Reference Guide 5: Basic Models

5.1 DEVS Model

A devs class has basic methods for handling time information (last time, next time), output message, and port information such as input ports and output ports.

timetype tL. tN;
message *output;
set *insports, *outports;
devs *parent;

Since this class provides many services needed in devs environment, numerous methods are defined to provide polymorphism for the children classes. The inject method is useful to send input to specific models. The make_content method creates the content for message.

inject(char *p, entity *val);
inject(char *p, entity *val, timetype e);
inject_address (char * p, address * addr, entity * val, timetype e);
make_content(char *p, entity *val);

5.2 Atomicbase and Atomic Models

An atomicbase model has a simulation engine for atomic models, and also has the sigma variable. An atomic model which inherits from class atomicbase includes the phase variable. In million cell models, when we don’t need a phase variable, we can use atomicbasemodel. The following methods handle sigma and phase variables.

hold_in(timetype sigma);
hold_in(phasetype phase, timetype sigma);
passivate_in (phasetype phase);

5.3 Cellbase and Cell Models

Cellbase and cell classes have an address data structure as an attribute. They are used to represent large numbers of similar models called cells which communicate with each other in the same, uniform manner, such as in cellular spaces. Coupling information is applied all the cells in the same way. For example, the coupling “out” port to “in” port applies any time one cell sends to another. These models use methods handling the address to recognize source and destination.

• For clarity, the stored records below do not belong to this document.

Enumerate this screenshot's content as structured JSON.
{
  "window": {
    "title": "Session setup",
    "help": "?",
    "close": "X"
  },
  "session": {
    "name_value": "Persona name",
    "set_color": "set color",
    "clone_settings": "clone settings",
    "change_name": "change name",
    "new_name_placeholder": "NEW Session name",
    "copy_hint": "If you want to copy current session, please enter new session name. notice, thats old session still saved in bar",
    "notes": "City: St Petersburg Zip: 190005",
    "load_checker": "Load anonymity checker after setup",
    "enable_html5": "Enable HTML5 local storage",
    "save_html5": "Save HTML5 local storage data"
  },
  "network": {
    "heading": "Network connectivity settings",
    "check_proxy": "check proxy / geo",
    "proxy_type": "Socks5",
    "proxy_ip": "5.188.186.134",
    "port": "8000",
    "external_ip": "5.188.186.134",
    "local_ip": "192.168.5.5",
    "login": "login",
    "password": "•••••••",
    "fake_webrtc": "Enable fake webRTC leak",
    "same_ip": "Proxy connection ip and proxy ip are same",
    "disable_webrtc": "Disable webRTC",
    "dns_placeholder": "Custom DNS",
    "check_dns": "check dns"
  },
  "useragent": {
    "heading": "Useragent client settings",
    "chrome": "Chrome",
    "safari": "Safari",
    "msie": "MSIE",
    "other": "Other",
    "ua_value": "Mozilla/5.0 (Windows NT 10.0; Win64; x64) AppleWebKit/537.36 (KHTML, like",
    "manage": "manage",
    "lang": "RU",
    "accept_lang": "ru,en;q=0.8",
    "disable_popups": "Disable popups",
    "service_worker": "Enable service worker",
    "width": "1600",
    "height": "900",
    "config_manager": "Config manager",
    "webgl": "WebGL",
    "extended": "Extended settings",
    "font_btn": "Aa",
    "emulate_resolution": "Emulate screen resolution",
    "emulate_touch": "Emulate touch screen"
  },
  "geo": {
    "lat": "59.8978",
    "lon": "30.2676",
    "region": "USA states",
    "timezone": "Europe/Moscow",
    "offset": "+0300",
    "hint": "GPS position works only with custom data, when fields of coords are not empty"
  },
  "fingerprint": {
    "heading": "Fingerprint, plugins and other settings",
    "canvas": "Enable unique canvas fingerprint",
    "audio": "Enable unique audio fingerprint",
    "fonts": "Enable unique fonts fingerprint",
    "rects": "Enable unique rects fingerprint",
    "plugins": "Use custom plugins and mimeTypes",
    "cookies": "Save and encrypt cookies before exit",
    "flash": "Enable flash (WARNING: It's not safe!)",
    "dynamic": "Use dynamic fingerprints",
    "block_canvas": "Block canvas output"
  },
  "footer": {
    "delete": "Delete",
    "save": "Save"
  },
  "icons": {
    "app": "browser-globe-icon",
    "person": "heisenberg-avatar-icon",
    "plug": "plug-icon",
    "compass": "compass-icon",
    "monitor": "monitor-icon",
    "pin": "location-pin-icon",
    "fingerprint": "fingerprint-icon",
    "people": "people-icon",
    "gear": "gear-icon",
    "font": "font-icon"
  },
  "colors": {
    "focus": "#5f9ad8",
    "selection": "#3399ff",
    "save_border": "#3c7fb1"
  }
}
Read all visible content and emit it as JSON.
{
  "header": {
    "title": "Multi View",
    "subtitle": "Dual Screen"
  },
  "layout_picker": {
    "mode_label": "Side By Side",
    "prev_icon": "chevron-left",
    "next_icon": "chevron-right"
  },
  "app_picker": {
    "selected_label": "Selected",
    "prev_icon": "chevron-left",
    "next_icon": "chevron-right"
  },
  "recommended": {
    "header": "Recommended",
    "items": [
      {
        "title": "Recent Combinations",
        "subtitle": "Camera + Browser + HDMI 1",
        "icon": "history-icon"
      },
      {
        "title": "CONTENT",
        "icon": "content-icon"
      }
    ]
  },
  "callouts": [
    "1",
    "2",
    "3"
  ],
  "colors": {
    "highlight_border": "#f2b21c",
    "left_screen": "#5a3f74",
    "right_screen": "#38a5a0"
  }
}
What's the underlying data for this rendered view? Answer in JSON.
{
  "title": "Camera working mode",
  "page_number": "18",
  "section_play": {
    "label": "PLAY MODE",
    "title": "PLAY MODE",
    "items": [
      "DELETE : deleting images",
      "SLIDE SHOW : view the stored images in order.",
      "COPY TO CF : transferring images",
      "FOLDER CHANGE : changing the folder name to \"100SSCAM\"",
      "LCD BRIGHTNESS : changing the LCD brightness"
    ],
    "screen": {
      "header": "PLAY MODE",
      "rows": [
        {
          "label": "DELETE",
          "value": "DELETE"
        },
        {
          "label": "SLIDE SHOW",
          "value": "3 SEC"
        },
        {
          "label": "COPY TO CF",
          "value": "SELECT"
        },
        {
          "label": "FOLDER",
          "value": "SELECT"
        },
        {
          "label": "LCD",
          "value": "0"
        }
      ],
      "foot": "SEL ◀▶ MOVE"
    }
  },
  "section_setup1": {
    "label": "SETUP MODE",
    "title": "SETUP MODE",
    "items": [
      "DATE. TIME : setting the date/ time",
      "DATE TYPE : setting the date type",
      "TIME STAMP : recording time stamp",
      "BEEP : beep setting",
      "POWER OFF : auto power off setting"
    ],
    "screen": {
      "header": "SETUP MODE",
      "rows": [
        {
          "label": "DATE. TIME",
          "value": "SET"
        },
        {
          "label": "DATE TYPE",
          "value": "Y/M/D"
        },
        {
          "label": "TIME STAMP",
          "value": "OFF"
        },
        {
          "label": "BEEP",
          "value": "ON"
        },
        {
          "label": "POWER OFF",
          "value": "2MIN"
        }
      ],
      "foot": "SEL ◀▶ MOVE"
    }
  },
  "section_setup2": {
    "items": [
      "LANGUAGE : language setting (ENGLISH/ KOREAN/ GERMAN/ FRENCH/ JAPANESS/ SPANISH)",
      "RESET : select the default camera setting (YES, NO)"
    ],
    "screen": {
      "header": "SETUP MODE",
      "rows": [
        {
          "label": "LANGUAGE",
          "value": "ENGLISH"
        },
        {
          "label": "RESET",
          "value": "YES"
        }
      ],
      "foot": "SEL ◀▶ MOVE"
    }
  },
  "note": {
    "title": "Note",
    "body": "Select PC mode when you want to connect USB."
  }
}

addrclass my_location;
make_content_address(char *p, addrclass *addr, entity *val);

5.4 Coupled Models

Coupled models is the major class which embodies the hierarchical model composition constructs of the DEVS formalism. Digraph models, block models, and digcell models are specializations which enable specification of coupled models in specific ways. A coupled model is defined by specifying its component models, called its components, and the coupling relations which establish the desired communication links.

A coupled model tells how to couple several component models together to form a new model. It can itself be employed as a component in a larger coupled model, thus giving rise to hierarchical construction. A coupled model contains the following information:

  • the set of components
  • the set of input ports through which external events are received.
  • the set of output ports through which external events are sent
  • the external input, external output, and internal coupling

5.4.1 Instance Variables

Instance variables in coupled models are defined as follows and are initialized by the constructor:

set *components;
couprel *Coupling; //couprel is derived from class relation
set *imminents;
function *comp_map;

  • Components 


Figure 14 Components data structure


The components variable keeps component information. In Figure 14, the coupled model (ef-m) has 3 components: genr, proc, and transd. To add compoments we use “add_component”;


  • Coupling

As the Coupling variable holds an instance of relation (derived class, couprel), each pair has a set of source and destination pairs to keep the coupling relationships among a coupled model and its components. Figure 15 represents the data structure for the Coupling variable. The source part, the first two columns, keeps the source (ef-m) followed by port (“start” or “stop”) of the source object. The destination part, remaining two columns, consists of the destination (genr) and port (“in” or “end”) of the destination object.

Figure 15 coupling data structure

External input coupling couples the input ports of a coupled model to the input ports of its components. Likewise, external output coupling couples the output ports of the components to output ports of the coupled model. Internal coupling couples output ports of components to input ports of other components. We use “add_coupling” to provide coupling information;

add_coupling (ef-m, start, genr, in);
add_coupling (ef-m, stop, genr, end);

  • Comp_map

Comp_map, shown in Figure 16, is a function having (component, unique_id) pairs. Unique_id is assigned to each component in the coupled model so that its mailbox has unique integer id.

  • Imminents

The imminents variable keeps the information of the components in which next output events should occur. To get the imminent information, the coupledmodel asks which of the components have the next global event time (Figure 13).

Figure 16 comp_map structure

5.4.2 Convert_input()

When messages come into the system from outside, the destination of the messages must be changed every time they descend down the hierarchical instances in the model. Convert_input() uses the external input coupling (in which the external input of the coupled model goes to external input of the components). An input port of a coupled model can be connected to one or more input ports of the components. Using the information in the couplingrelation, convert_input() translates the destination object and port name to those of each related component (Figure 17).

Figure 17 Convert Input Function of Coupled model